Bomb Discovered in Lyubertsy Building

A powerful makeshift bomb discovered in a Moscow region apartment Friday failed to detonate after a watch timer malfunctioned, Russian media reported Monday.

A cleaning lady in Lyubertsy, just east of Moscow, discovered the explosive device, made up of 18 rocket-propelled grenades attached to a detonator, Kommersant newspaper reported.

The bomb was packed into a large suitcase at 52 Ulitsa Kirova, apartment 84, Kommersant reported.

Local police and the Federal Security Service declined to comment on the incident Monday, confirming only that a criminal case had been initiated on charges of terrorism.

The men who rented the apartment where the bomb was found were Chechens who had lived there for only a few days and moved out last week, Gazeta reported, citing residents of the building.
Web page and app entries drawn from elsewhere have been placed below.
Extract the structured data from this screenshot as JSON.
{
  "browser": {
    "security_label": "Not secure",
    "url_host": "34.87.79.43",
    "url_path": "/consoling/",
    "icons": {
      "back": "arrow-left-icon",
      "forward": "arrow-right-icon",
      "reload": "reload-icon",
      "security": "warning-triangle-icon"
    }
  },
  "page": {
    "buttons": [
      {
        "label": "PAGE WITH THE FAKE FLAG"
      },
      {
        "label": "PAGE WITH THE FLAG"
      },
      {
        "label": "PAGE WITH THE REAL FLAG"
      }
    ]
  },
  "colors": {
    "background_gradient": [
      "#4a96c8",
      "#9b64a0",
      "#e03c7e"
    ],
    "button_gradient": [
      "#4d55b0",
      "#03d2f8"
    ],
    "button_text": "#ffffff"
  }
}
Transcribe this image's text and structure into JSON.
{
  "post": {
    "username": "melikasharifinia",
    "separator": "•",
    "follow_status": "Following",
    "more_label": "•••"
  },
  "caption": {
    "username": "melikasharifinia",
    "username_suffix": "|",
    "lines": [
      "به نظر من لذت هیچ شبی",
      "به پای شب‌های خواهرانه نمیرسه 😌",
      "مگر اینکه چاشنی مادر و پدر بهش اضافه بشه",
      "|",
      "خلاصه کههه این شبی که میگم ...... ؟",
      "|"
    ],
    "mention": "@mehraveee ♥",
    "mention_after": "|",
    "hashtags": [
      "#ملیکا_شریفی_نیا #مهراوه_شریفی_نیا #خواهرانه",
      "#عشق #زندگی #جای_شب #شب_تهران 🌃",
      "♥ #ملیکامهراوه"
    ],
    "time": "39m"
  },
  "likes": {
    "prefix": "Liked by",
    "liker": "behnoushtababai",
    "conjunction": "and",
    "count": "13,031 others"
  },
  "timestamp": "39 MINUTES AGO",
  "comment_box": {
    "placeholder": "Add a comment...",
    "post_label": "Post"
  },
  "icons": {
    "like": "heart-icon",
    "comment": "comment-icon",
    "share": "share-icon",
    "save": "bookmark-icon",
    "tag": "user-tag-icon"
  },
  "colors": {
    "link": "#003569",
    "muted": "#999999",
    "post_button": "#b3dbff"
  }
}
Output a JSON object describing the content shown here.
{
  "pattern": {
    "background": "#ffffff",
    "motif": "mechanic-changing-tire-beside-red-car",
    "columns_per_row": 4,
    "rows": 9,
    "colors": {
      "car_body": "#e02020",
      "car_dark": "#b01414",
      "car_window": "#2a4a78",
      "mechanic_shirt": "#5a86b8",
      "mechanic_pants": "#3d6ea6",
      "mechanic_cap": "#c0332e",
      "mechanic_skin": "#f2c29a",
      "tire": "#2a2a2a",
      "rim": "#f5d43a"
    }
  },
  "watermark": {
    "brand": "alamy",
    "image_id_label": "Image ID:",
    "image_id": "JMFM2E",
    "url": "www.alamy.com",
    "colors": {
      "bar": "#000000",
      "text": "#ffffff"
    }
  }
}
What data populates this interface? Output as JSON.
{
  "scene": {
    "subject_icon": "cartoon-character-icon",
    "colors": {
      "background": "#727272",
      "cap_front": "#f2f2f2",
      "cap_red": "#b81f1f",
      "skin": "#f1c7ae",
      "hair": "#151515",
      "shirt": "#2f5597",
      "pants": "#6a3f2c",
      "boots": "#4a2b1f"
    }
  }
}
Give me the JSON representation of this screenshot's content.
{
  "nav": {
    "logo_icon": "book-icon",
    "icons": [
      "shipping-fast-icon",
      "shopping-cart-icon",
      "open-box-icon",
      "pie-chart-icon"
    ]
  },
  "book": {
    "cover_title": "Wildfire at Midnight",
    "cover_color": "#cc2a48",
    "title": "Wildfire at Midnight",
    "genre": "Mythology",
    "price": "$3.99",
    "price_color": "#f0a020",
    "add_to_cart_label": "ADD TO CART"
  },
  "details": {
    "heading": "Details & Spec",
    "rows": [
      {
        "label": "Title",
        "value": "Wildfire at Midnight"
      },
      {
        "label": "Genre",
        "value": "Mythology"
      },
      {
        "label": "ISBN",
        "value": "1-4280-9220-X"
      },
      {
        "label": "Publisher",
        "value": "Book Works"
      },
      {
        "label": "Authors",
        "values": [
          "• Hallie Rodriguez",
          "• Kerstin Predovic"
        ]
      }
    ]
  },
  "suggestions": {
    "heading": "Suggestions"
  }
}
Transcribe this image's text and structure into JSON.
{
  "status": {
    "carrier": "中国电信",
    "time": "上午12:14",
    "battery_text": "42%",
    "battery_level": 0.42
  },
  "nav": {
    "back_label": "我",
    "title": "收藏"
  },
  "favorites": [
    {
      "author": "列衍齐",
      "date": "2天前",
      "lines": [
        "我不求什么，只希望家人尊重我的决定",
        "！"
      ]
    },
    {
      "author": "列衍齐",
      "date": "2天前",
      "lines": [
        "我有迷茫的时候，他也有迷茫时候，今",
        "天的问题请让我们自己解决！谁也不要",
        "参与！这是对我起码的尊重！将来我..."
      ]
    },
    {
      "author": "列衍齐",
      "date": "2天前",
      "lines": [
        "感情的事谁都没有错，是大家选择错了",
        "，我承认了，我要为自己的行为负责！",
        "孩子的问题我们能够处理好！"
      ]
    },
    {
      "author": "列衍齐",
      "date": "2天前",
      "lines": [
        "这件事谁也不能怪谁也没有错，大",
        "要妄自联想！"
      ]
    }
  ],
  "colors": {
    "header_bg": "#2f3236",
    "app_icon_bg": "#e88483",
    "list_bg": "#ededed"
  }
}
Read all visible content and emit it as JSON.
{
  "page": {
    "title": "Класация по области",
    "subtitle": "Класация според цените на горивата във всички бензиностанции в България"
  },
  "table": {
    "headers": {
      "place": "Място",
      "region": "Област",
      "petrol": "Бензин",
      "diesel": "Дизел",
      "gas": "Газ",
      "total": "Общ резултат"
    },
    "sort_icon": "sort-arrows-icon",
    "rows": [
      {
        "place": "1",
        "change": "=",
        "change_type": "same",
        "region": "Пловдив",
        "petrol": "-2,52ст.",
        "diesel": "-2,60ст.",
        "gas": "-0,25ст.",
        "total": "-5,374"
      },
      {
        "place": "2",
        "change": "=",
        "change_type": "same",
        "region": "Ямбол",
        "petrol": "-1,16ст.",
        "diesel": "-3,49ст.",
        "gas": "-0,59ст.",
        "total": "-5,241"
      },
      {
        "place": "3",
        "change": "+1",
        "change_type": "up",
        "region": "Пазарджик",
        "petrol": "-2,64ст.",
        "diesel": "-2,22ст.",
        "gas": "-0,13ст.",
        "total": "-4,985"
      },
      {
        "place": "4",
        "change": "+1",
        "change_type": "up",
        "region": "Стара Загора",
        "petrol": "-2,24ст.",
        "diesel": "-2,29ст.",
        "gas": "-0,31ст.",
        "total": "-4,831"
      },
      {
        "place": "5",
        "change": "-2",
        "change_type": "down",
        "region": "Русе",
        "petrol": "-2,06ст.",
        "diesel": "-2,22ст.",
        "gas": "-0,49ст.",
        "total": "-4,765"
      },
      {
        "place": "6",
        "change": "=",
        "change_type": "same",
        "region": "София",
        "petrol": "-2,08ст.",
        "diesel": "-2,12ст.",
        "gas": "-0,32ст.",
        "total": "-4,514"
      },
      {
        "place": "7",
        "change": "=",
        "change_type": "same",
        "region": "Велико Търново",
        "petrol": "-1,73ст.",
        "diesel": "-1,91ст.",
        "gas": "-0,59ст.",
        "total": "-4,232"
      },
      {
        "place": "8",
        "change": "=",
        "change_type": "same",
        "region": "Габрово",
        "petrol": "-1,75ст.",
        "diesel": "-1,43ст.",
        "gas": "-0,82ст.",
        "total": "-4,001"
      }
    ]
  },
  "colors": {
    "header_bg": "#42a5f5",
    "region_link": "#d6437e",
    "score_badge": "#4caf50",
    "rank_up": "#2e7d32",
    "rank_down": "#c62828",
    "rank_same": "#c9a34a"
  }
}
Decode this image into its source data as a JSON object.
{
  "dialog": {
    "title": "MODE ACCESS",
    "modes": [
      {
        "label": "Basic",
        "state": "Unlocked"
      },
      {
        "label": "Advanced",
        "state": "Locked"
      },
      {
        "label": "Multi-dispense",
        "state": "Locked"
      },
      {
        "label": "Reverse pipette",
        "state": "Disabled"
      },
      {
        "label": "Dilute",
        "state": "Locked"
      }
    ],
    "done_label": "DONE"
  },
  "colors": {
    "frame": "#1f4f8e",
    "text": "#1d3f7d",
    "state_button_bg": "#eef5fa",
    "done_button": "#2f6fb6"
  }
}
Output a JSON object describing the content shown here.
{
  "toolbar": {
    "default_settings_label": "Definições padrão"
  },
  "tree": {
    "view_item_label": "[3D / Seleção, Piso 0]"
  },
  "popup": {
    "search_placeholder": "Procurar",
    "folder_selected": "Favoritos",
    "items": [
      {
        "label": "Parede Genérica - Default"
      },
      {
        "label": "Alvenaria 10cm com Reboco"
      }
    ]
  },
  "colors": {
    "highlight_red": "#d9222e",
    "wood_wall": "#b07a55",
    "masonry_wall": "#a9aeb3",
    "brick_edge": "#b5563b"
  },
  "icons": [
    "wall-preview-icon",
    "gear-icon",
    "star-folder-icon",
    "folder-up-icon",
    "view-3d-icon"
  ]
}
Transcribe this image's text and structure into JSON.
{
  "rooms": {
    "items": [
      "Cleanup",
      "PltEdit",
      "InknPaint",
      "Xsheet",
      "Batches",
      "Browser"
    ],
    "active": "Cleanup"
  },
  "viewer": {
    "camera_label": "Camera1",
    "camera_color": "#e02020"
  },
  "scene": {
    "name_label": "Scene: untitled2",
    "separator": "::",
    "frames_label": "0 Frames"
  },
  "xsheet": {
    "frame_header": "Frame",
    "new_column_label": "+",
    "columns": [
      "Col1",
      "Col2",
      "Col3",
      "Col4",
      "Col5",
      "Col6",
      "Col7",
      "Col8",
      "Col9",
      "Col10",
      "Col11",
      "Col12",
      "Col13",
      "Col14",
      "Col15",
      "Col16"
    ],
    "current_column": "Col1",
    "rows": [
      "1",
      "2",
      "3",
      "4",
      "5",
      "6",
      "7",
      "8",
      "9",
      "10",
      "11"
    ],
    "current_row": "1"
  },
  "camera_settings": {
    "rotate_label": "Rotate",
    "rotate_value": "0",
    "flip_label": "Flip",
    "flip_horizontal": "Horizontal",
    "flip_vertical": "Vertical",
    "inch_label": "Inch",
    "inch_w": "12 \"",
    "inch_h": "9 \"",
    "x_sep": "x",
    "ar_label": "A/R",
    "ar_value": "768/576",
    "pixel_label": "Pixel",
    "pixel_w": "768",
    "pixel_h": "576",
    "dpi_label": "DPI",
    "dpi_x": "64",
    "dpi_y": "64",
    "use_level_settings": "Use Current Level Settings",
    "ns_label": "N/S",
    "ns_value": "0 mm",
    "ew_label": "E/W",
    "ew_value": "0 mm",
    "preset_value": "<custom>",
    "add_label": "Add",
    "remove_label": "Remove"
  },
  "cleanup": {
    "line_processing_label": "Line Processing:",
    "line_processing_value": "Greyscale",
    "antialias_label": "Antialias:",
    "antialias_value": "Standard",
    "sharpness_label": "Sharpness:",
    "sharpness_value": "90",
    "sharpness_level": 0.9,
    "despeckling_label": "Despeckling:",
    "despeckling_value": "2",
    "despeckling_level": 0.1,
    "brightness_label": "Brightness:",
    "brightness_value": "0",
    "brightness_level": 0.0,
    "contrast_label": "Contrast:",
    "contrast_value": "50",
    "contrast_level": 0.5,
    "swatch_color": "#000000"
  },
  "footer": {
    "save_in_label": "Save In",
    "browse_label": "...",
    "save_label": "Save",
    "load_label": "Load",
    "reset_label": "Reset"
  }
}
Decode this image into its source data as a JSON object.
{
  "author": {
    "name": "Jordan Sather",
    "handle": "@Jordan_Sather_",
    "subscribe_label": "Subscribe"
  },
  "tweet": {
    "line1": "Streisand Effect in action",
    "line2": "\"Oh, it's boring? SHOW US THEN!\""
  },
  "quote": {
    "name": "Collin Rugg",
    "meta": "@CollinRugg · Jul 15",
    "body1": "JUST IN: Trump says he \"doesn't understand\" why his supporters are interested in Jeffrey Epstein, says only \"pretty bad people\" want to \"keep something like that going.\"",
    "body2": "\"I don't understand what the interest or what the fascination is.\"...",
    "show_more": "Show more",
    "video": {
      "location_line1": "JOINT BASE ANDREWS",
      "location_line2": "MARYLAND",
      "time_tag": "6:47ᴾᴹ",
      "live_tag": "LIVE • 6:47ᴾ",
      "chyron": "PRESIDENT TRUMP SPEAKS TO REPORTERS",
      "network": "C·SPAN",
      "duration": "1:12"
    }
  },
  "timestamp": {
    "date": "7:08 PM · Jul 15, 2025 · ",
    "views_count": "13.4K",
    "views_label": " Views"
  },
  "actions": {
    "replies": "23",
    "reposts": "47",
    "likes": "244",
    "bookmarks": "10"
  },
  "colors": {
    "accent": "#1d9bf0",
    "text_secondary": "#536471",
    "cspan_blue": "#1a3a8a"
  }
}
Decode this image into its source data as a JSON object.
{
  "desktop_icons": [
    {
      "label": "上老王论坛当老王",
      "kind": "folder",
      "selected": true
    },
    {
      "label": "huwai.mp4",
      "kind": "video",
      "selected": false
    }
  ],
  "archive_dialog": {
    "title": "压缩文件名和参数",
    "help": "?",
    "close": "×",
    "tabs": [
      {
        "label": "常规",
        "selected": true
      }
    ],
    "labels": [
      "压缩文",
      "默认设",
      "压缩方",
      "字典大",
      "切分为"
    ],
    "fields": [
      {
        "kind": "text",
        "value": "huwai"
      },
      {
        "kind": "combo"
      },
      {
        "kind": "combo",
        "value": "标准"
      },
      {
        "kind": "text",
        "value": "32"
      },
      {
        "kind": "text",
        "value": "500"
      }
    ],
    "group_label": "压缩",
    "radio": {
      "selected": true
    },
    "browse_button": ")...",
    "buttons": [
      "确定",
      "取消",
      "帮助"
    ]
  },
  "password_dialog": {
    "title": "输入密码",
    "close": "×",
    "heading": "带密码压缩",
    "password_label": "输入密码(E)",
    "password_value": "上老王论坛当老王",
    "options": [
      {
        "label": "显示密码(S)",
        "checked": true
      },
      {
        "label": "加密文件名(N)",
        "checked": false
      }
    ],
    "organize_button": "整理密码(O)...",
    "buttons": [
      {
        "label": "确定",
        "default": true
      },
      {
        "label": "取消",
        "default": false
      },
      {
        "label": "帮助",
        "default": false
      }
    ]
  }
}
A cleaner discovered the suitcase Friday afternoon after the men moved out, Kommersant reported. According to the attached timer, the bomb inside was set to go off at 11:00 a.m., the paper said.

The cleaner promptly notified the police, who arrived at the scene with FSB bomb disposal experts and began evacuating residents from the building.

The bomb failed to explode due to a faulty Casio watch timer, the report said, citing FSB and police sources.

The residents were able to return to their apartments only later that evening.

Chechen rebel leader Shamil Basayev has claimed responsibility for the bomb attempt, and FSB officers believe Basayev may have sent the two men presumed to have left the bomb, Kommersant reported.

A series of detonations have hit gas pipelines and power lines near Moscow in recent weeks. Last Monday, explosive devices toppled three towers supporting high-voltage power lines about 2 kilometers south of Moscow.

Gas pipe explosions have also occurred in the Moscow region towns of Chekhov, Podolsk, Bronnitsy and Ramensky.

Chechen rebel groups have claimed responsibility for previous bombings on the web site, though there was no mention of the Lyubertsy bombing attempt on the site as of Monday evening.

In a March 9 posting on the web site, a Chechen rebel group calling itself Shamil Basayev's Riyadus-Salikhin martyrs' brigade said it was preparing a series of attacks on pipelines, electrical substations and other infrastructure targets in the Moscow area.

The same group also claimed responsibility for the Feb. 6 Moscow metro bombing, which killed at least 40 people.

FSB and police sources cited by Kommersant said that the explosives found in Lyubertsy were likely part of an arsenal intended for sabotaging gas and power facilities, rather than for blowing up the apartment building. But with police closing in, the rebels decided to shape them into one large bomb before leaving, Kommersant reported.